══ Given information ══

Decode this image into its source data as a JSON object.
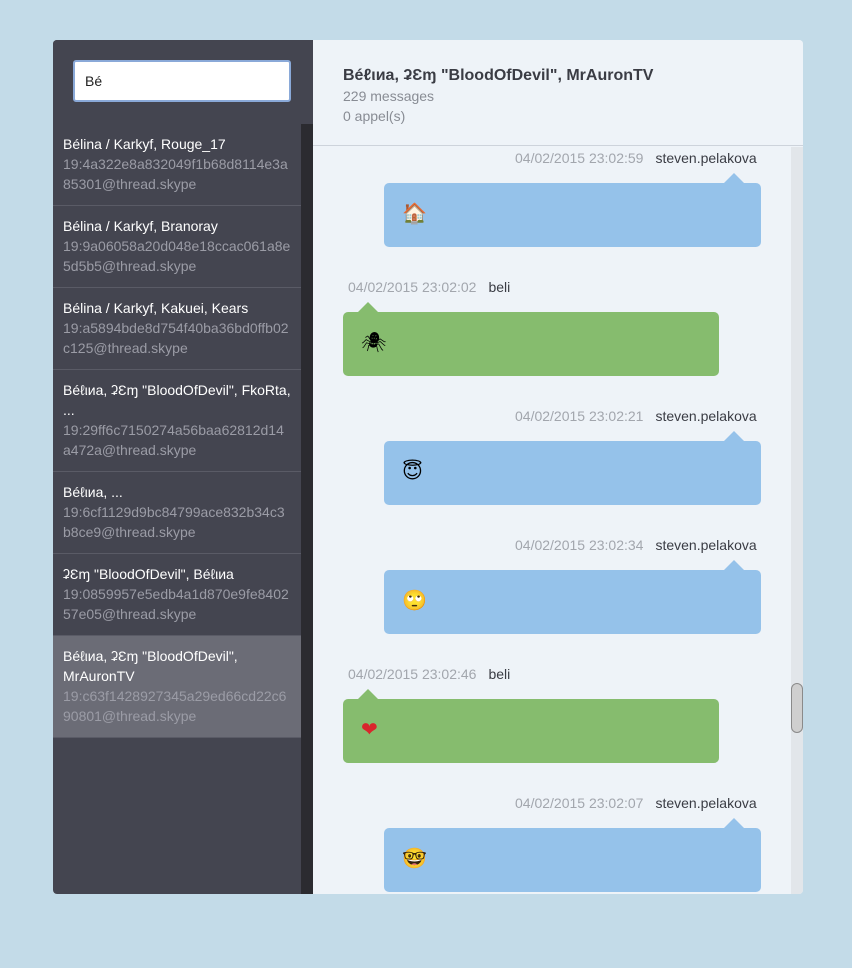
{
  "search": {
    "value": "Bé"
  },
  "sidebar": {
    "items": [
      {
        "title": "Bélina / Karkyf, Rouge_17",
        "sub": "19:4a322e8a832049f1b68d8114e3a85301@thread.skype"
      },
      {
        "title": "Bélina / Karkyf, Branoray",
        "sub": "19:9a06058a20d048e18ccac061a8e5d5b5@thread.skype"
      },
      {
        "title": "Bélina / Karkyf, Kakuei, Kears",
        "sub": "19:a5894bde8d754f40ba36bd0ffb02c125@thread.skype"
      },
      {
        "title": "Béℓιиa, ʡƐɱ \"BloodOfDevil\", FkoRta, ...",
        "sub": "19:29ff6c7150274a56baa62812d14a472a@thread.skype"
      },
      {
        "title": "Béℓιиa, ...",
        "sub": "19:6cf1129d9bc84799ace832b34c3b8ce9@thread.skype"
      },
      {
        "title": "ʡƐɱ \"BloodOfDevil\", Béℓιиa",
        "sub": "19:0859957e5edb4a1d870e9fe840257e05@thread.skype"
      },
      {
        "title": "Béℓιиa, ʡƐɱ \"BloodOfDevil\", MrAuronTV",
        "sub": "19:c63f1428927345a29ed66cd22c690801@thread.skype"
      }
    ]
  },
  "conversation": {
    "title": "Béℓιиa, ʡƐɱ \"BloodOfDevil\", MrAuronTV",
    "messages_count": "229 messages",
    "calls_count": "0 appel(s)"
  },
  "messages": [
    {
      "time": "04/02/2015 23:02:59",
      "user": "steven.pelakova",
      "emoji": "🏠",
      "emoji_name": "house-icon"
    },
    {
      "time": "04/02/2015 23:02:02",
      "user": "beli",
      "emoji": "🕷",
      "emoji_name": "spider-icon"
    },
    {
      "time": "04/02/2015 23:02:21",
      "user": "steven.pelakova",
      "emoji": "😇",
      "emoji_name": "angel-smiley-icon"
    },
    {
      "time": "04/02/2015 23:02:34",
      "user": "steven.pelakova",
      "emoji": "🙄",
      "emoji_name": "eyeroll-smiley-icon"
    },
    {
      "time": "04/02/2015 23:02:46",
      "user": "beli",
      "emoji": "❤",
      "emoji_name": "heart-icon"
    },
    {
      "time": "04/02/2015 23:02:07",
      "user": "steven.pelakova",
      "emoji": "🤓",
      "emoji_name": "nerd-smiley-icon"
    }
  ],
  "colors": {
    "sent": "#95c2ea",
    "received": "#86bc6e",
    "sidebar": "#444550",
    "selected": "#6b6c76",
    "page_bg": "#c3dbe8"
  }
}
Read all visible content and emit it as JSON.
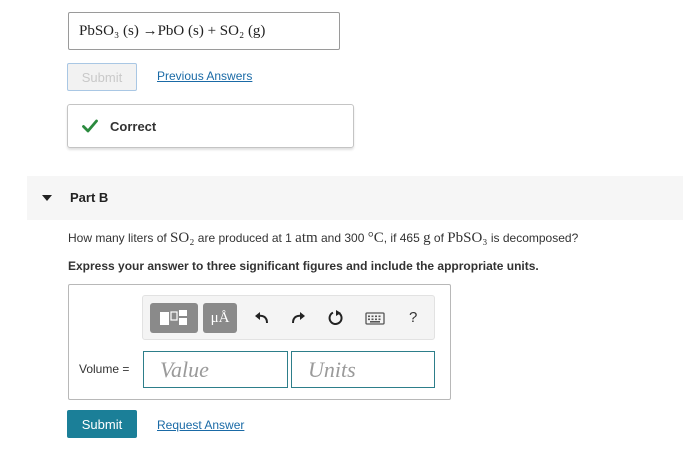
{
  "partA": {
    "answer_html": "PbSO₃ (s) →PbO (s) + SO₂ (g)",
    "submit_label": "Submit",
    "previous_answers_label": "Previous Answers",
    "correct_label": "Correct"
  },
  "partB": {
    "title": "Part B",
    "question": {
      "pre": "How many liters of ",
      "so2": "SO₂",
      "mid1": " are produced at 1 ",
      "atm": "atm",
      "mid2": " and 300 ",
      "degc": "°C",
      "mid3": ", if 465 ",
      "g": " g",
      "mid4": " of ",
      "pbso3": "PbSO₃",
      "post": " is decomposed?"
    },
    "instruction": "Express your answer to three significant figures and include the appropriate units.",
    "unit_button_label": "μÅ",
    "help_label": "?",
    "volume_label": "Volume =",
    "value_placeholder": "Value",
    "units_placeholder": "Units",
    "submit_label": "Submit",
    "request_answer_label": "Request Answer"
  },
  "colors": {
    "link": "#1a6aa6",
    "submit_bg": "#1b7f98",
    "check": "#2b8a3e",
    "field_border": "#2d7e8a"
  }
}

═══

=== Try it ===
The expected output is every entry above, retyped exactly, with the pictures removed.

=== Written solution ===
Decode this image into its source data as a JSON object.
{
  "search": {
    "value": "Bé"
  },
  "sidebar": {
    "items": [
      {
        "title": "Bélina / Karkyf, Rouge_17",
        "sub": "19:4a322e8a832049f1b68d8114e3a85301@thread.skype"
      },
      {
        "title": "Bélina / Karkyf, Branoray",
        "sub": "19:9a06058a20d048e18ccac061a8e5d5b5@thread.skype"
      },
      {
        "title": "Bélina / Karkyf, Kakuei, Kears",
        "sub": "19:a5894bde8d754f40ba36bd0ffb02c125@thread.skype"
      },
      {
        "title": "Béℓιиa, ʡƐɱ \"BloodOfDevil\", FkoRta, ...",
        "sub": "19:29ff6c7150274a56baa62812d14a472a@thread.skype"
      },
      {
        "title": "Béℓιиa, ...",
        "sub": "19:6cf1129d9bc84799ace832b34c3b8ce9@thread.skype"
      },
      {
        "title": "ʡƐɱ \"BloodOfDevil\", Béℓιиa",
        "sub": "19:0859957e5edb4a1d870e9fe840257e05@thread.skype"
      },
      {
        "title": "Béℓιиa, ʡƐɱ \"BloodOfDevil\", MrAuronTV",
        "sub": "19:c63f1428927345a29ed66cd22c690801@thread.skype"
      }
    ]
  },
  "conversation": {
    "title": "Béℓιиa, ʡƐɱ \"BloodOfDevil\", MrAuronTV",
    "messages_count": "229 messages",
    "calls_count": "0 appel(s)"
  },
  "messages": [
    {
      "time": "04/02/2015 23:02:59",
      "user": "steven.pelakova",
      "emoji": "🏠",
      "emoji_name": "house-icon"
    },
    {
      "time": "04/02/2015 23:02:02",
      "user": "beli",
      "emoji": "🕷",
      "emoji_name": "spider-icon"
    },
    {
      "time": "04/02/2015 23:02:21",
      "user": "steven.pelakova",
      "emoji": "😇",
      "emoji_name": "angel-smiley-icon"
    },
    {
      "time": "04/02/2015 23:02:34",
      "user": "steven.pelakova",
      "emoji": "🙄",
      "emoji_name": "eyeroll-smiley-icon"
    },
    {
      "time": "04/02/2015 23:02:46",
      "user": "beli",
      "emoji": "❤",
      "emoji_name": "heart-icon"
    },
    {
      "time": "04/02/2015 23:02:07",
      "user": "steven.pelakova",
      "emoji": "🤓",
      "emoji_name": "nerd-smiley-icon"
    }
  ],
  "colors": {
    "sent": "#95c2ea",
    "received": "#86bc6e",
    "sidebar": "#444550",
    "selected": "#6b6c76",
    "page_bg": "#c3dbe8"
  }
}
Read all visible content and emit it as JSON.
{
  "partA": {
    "answer_html": "PbSO₃ (s) →PbO (s) + SO₂ (g)",
    "submit_label": "Submit",
    "previous_answers_label": "Previous Answers",
    "correct_label": "Correct"
  },
  "partB": {
    "title": "Part B",
    "question": {
      "pre": "How many liters of ",
      "so2": "SO₂",
      "mid1": " are produced at 1 ",
      "atm": "atm",
      "mid2": " and 300 ",
      "degc": "°C",
      "mid3": ", if 465 ",
      "g": " g",
      "mid4": " of ",
      "pbso3": "PbSO₃",
      "post": " is decomposed?"
    },
    "instruction": "Express your answer to three significant figures and include the appropriate units.",
    "unit_button_label": "μÅ",
    "help_label": "?",
    "volume_label": "Volume =",
    "value_placeholder": "Value",
    "units_placeholder": "Units",
    "submit_label": "Submit",
    "request_answer_label": "Request Answer"
  },
  "colors": {
    "link": "#1a6aa6",
    "submit_bg": "#1b7f98",
    "check": "#2b8a3e",
    "field_border": "#2d7e8a"
  }
}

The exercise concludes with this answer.